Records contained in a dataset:
:::
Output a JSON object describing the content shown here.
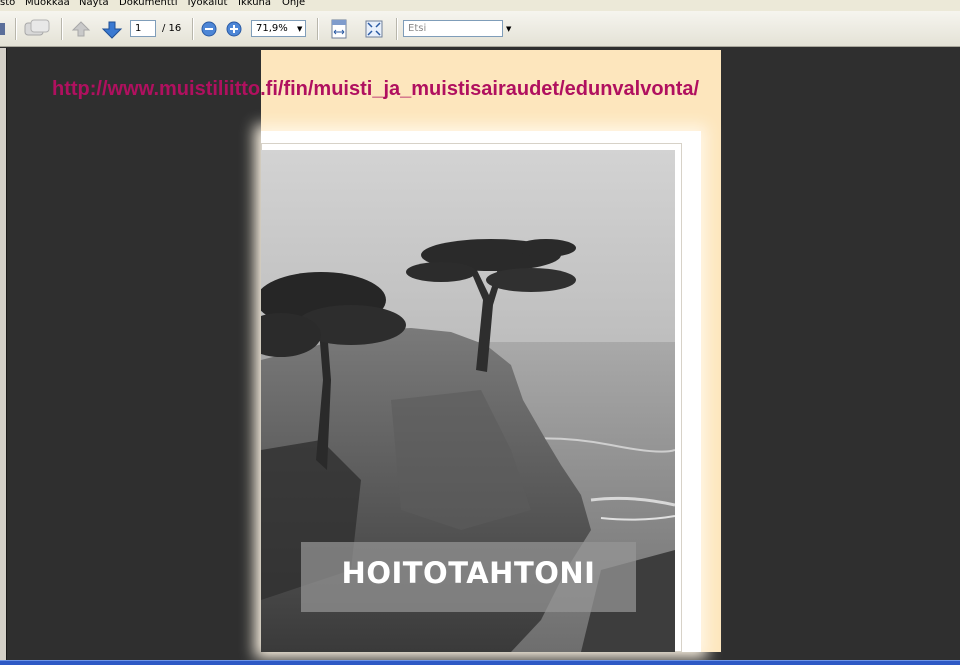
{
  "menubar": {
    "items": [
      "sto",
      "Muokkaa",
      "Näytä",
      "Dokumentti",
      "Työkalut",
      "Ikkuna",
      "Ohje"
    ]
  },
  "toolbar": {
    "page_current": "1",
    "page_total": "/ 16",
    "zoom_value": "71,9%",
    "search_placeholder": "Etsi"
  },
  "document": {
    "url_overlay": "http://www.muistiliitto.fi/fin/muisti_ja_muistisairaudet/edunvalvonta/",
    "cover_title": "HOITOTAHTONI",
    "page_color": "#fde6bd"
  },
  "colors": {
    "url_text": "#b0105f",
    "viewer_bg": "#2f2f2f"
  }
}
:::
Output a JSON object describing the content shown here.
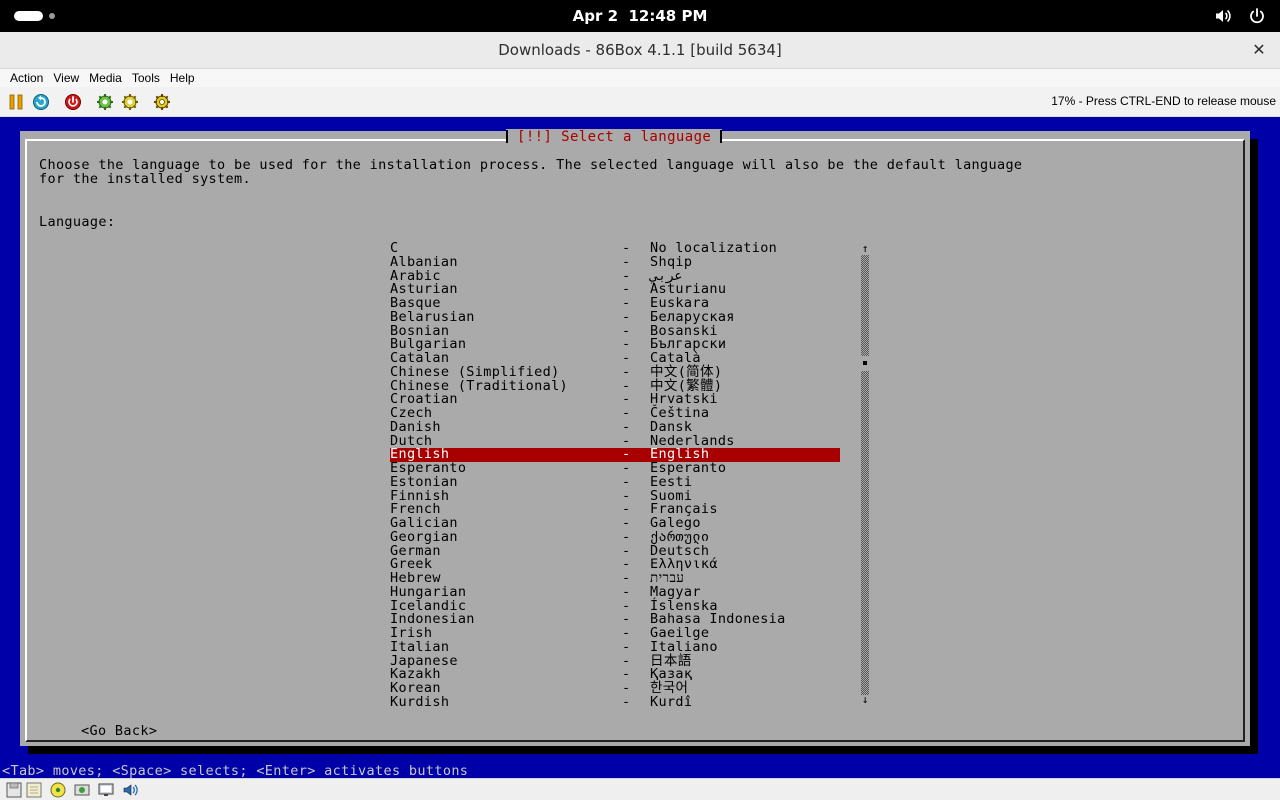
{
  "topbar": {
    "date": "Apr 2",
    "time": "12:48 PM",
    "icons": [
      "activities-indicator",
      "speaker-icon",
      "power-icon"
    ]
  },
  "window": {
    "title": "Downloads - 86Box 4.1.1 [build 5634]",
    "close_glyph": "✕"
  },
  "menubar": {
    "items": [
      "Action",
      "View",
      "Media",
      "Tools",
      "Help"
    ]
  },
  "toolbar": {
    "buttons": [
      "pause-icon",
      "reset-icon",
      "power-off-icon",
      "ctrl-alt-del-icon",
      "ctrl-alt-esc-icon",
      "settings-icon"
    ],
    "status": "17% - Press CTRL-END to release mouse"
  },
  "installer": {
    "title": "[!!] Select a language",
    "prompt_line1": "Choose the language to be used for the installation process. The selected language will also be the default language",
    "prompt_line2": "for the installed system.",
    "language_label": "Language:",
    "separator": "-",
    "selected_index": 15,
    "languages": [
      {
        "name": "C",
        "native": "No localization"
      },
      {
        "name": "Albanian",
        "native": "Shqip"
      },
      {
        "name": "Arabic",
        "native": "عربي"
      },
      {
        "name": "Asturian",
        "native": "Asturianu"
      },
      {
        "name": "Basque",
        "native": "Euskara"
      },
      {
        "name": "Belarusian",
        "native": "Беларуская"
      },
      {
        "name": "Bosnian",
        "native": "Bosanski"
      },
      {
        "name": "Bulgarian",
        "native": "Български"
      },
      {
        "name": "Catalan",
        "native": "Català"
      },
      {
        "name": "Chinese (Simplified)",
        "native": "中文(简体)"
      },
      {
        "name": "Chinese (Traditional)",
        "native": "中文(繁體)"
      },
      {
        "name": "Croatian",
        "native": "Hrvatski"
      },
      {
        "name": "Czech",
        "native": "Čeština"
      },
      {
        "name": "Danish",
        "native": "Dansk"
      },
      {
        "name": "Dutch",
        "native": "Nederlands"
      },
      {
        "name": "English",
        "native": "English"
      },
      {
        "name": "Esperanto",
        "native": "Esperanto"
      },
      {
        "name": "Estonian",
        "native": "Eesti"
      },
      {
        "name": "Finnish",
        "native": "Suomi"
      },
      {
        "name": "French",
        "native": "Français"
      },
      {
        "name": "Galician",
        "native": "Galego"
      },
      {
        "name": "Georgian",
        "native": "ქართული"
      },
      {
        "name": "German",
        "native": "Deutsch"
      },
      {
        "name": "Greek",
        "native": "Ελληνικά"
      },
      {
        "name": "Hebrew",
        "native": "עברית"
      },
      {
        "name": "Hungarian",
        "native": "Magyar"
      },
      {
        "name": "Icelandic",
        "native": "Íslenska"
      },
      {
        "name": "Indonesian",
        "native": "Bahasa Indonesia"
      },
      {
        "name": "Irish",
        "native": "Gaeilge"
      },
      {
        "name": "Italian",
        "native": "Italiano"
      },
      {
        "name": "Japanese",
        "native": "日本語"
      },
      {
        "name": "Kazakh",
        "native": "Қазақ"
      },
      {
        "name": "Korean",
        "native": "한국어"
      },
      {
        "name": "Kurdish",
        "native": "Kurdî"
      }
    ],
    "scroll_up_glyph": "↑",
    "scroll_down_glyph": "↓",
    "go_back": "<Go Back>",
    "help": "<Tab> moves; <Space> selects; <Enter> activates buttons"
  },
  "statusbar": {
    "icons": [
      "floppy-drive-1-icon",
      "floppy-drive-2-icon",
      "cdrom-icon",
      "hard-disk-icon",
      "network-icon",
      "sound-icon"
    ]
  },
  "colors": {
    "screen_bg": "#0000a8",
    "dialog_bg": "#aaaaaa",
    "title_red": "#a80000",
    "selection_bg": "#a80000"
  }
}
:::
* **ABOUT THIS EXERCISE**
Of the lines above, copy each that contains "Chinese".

* **RESPONSE**
        "name": "Chinese (Simplified)",
        "name": "Chinese (Traditional)",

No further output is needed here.